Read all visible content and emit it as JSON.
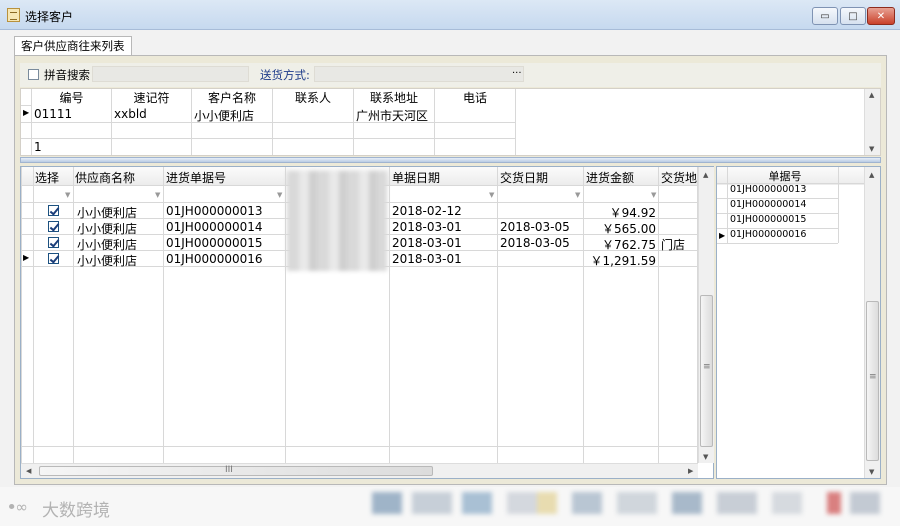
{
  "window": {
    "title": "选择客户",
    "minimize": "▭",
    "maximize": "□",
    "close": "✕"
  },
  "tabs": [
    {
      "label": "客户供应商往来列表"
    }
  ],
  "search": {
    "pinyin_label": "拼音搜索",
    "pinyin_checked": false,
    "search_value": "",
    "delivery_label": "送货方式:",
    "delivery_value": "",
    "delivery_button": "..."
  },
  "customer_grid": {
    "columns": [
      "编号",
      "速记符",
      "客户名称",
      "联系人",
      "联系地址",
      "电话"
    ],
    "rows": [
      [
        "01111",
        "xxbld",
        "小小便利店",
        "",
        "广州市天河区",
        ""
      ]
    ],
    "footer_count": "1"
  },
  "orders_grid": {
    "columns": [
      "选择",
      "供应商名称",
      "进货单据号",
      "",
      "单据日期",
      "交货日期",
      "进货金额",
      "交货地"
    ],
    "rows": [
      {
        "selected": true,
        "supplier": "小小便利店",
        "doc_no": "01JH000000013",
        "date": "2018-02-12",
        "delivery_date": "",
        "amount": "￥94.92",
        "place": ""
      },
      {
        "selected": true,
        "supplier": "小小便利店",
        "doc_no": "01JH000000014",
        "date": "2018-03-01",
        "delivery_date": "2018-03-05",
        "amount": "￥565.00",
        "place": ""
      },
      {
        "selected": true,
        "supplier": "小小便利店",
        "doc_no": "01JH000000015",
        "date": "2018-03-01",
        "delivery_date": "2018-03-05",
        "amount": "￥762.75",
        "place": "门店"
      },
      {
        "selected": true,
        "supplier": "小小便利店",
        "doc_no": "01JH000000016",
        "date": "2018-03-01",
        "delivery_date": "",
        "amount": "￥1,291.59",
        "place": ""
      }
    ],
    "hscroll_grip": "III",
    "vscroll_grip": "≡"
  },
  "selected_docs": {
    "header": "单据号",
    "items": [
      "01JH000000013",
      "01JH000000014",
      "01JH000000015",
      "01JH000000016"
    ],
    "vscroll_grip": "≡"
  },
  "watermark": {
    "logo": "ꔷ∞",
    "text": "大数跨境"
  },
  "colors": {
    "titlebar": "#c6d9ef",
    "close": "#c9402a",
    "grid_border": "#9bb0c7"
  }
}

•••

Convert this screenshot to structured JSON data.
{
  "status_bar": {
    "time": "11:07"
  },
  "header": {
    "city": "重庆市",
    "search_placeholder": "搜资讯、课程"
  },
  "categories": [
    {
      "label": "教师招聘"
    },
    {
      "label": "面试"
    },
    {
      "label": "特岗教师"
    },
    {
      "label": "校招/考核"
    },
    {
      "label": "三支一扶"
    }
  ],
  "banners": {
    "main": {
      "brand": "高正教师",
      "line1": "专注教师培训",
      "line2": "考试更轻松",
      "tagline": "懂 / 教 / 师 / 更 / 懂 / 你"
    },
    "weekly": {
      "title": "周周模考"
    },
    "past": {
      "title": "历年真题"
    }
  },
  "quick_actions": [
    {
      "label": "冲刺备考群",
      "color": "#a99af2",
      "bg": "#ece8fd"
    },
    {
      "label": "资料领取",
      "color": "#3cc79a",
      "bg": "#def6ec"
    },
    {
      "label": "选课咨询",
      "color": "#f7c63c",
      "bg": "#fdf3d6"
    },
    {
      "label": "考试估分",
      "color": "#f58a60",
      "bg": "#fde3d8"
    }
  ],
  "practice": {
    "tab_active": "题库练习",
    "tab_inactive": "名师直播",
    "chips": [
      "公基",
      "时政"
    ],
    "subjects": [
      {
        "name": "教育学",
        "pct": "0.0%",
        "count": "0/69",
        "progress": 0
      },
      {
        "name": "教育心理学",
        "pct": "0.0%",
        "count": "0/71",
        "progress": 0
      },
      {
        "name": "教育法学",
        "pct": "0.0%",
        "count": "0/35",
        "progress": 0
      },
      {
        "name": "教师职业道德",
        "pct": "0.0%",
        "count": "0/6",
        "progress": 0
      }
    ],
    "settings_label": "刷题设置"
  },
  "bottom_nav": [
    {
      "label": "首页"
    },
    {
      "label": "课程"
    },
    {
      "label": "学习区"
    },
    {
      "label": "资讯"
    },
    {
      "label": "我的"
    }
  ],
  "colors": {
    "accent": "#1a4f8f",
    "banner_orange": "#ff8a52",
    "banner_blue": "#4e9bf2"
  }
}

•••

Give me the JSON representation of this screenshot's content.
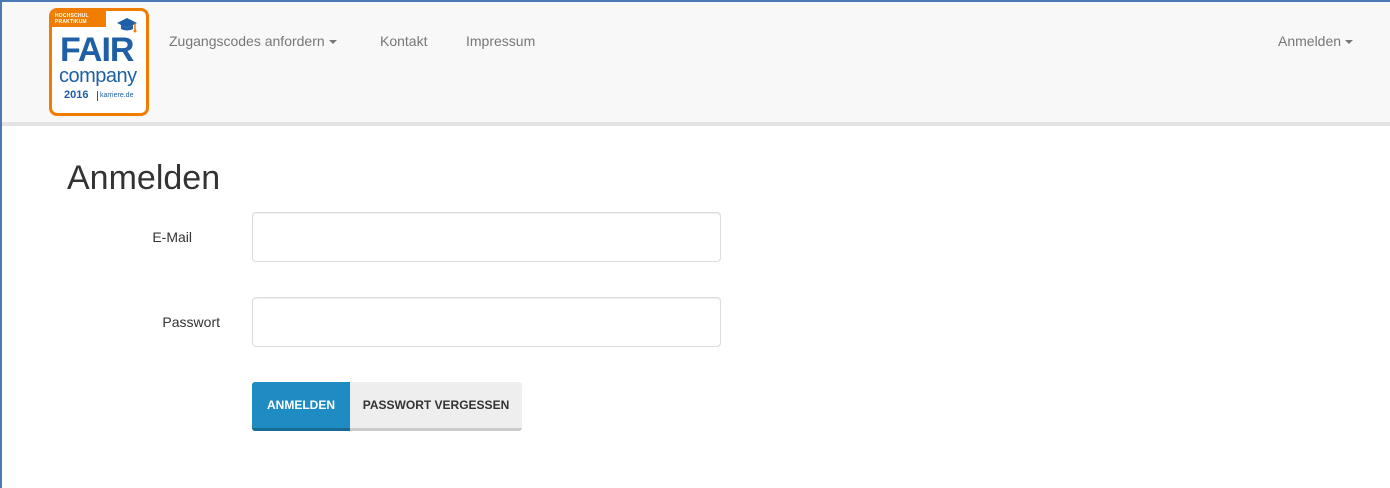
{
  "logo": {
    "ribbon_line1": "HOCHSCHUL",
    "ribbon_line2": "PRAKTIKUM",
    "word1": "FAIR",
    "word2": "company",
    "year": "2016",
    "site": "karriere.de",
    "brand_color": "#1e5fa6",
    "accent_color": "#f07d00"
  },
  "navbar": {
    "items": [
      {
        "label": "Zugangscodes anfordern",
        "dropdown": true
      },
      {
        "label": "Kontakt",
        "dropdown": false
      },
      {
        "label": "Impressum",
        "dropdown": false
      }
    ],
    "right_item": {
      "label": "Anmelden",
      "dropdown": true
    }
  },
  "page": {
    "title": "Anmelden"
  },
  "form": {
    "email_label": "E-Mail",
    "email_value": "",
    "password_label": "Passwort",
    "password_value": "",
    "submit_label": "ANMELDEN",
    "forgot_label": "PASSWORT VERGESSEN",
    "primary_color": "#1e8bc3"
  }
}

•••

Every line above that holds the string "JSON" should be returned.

Read all visible content and emit it as JSON.
Convert this screenshot to structured JSON data.
Give me the JSON representation of this screenshot's content.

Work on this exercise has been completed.